(Collection entries)
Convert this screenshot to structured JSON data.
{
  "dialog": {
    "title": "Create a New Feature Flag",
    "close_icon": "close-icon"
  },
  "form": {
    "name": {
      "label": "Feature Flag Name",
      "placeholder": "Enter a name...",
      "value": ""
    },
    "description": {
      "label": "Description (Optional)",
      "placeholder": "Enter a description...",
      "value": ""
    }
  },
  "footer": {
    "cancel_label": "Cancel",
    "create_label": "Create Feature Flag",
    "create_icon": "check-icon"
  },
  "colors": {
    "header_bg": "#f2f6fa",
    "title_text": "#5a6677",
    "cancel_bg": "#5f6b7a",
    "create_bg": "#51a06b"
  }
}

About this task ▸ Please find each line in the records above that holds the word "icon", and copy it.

Your response ▸
    "close_icon": "close-icon"
    "create_icon": "check-icon"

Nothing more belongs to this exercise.